── Records for the exercise
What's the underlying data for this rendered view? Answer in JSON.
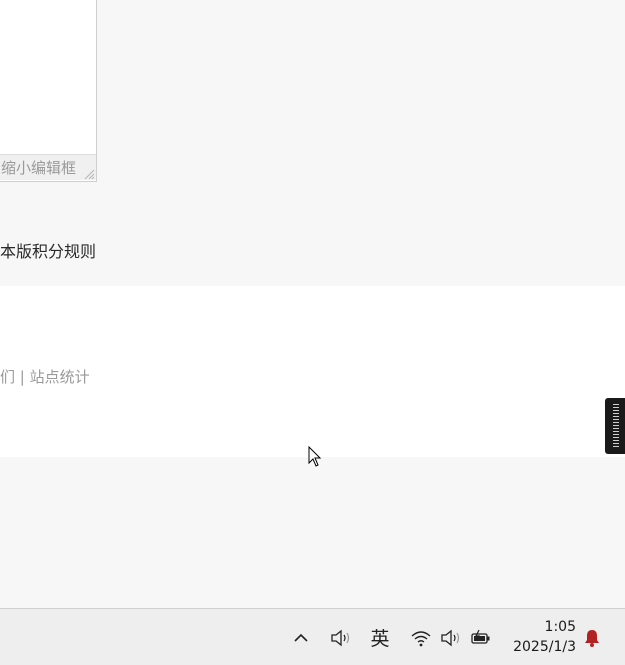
{
  "editor": {
    "shrink_label": "缩小编辑框"
  },
  "rules": {
    "label": "本版积分规则"
  },
  "footer": {
    "links_text": "们 | 站点统计"
  },
  "taskbar": {
    "ime_label": "英",
    "time": "1:05",
    "date": "2025/1/3"
  },
  "icons": {
    "tray_expand": "chevron-up-icon",
    "speaker": "speaker-icon",
    "wifi": "wifi-icon",
    "volume": "volume-icon",
    "battery": "battery-charging-icon",
    "notification": "bell-icon"
  },
  "colors": {
    "notification_bell": "#b22222",
    "side_tab": "#1a1a1a"
  }
}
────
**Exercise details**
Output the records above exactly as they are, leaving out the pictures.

**Solution below**
What's the underlying data for this rendered view? Answer in JSON.
{
  "editor": {
    "shrink_label": "缩小编辑框"
  },
  "rules": {
    "label": "本版积分规则"
  },
  "footer": {
    "links_text": "们 | 站点统计"
  },
  "taskbar": {
    "ime_label": "英",
    "time": "1:05",
    "date": "2025/1/3"
  },
  "icons": {
    "tray_expand": "chevron-up-icon",
    "speaker": "speaker-icon",
    "wifi": "wifi-icon",
    "volume": "volume-icon",
    "battery": "battery-charging-icon",
    "notification": "bell-icon"
  },
  "colors": {
    "notification_bell": "#b22222",
    "side_tab": "#1a1a1a"
  }
}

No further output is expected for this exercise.